The IT system at the doomed Child Support Agency (CSA) still had 500 defects three years after it was built – and an improvement plan will cost up to £320 million, MPs have revealed.
A scathing report on the failed agency by the powerful Commons public accounts committee says reforms to the child support system have already cost more than £539m since 2000, but the IT system introduced to implement them has “never fully supported” the objective of processing maintenance applications accurately and quickly.
The CSA was scrapped a year ago, speeded on its way by a damning National Audit Office report into the £456m CS2 case management system, provided by EDS under a 10-year private finance initiative contract.

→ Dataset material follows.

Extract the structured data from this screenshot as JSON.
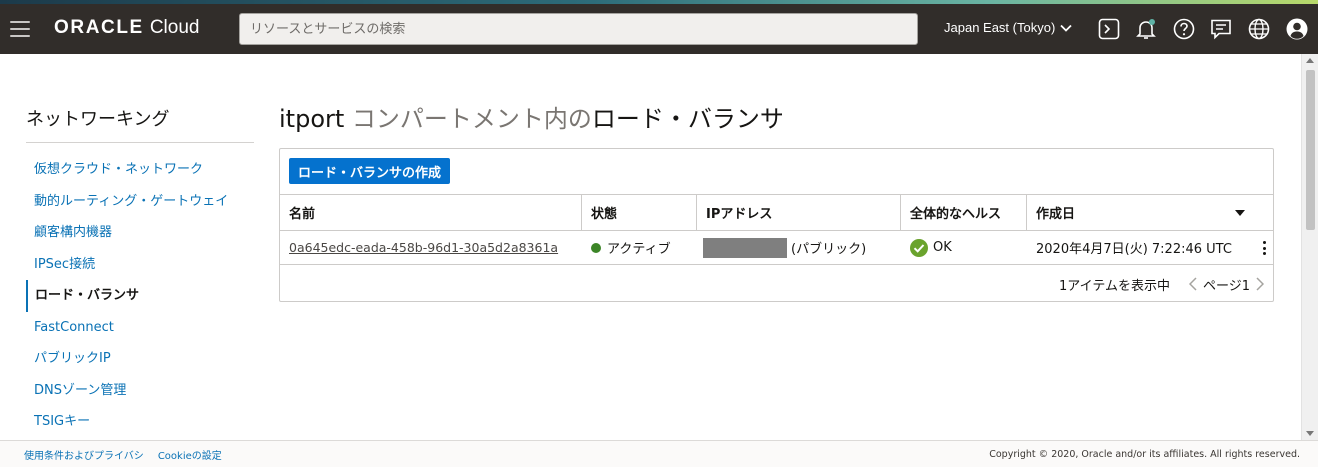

Department of Work and Pensions figures show that at the end of December, just 42% of the CSA’s 1.4m cases had been transferred to CS2, with 58% still held on predecessor systems.
The public accounts committee warned: “The agency needs not only to fix the IT problems, but also to rebuild staff confidence which has been damaged by previous failed attempts to provide a workable system.”
There is a backlog of 239,000 uncleared cases – down from around 333,000 in June 2006 – and 36,000 new cases have become stuck in the system because of IT problems, the MPs found.
An operational improvement plan aimed at tackling the backlog and stabilising the new IT system by fixing the 500 defects could cost up to £320m, but given the scale of the CSA’s problems, there will be “no quick solution”, the MPs warned.
The committee acknowledged that the IT systems to deliver the child support reforms carried a high level of risk because of their size, complexity and the development.
But its report notes that having outsourced most of its IT capability to EDS, the Department of Work and Pensions “did not maintain the capability to be an intelligent customer”.
It adds: “A number of poor operational decisions went unchecked or unchallenged, not least going live with an IT system that had 14 critical defects.”
In 2005, the DWP reorganised its contracts with EDS, cutting the cost of the CS2 contract to £381m, including a £53m penalty for failing to meet the contract terms and for poor delivery.
But the report says: “Despite the problems experienced with the delivery of the IT system from EDS, the department did not repudiate its contract in 2004 when it had the chance to do so.”
The DWP believed it was right to continue to develop the system with EDS, “despite now not expecting the system to be running as intended for a further two years”, it adds.
The department must “strengthen its independent in-house IT capacity to challenge the validity of assurances” from suppliers, the MPs urged.
“Contractors who assume responsibility for sensitive public services should not lose sight of their wider obligation to the community in the single-minded pursuit of their commercial interests,” the report adds.
The MPs also found that £91m had been spent on external advice on the design and implementation of the child support reforms between 2001–05, “which the departmental financial management system could not break down by supplier” – a finding that adds to the committee’s concerns, expressed last month, that the government is wasting £500m a year on consultants.
After the demise of the CSA was announced last year, the government pledged that the new Child Maintenance and Enforcement Commission (C-MEC), to be established as a non-departmental public body, would offer a “fresh start”.
But in March, the Commons work and pensions committee warned there was “no evidence” that C-MEC and its IT system would avoid a repeat of the CSA fiasco.
Work and pensions minister James Plaskitt had already admitted that C-MEC would inherit the CSA’s crisis-ridden IT systems. In response to a parliamentary question, Plaskitt confirmed: “The existing IT and contracts will be used by C-MEC once it takes on existing CSA operations.”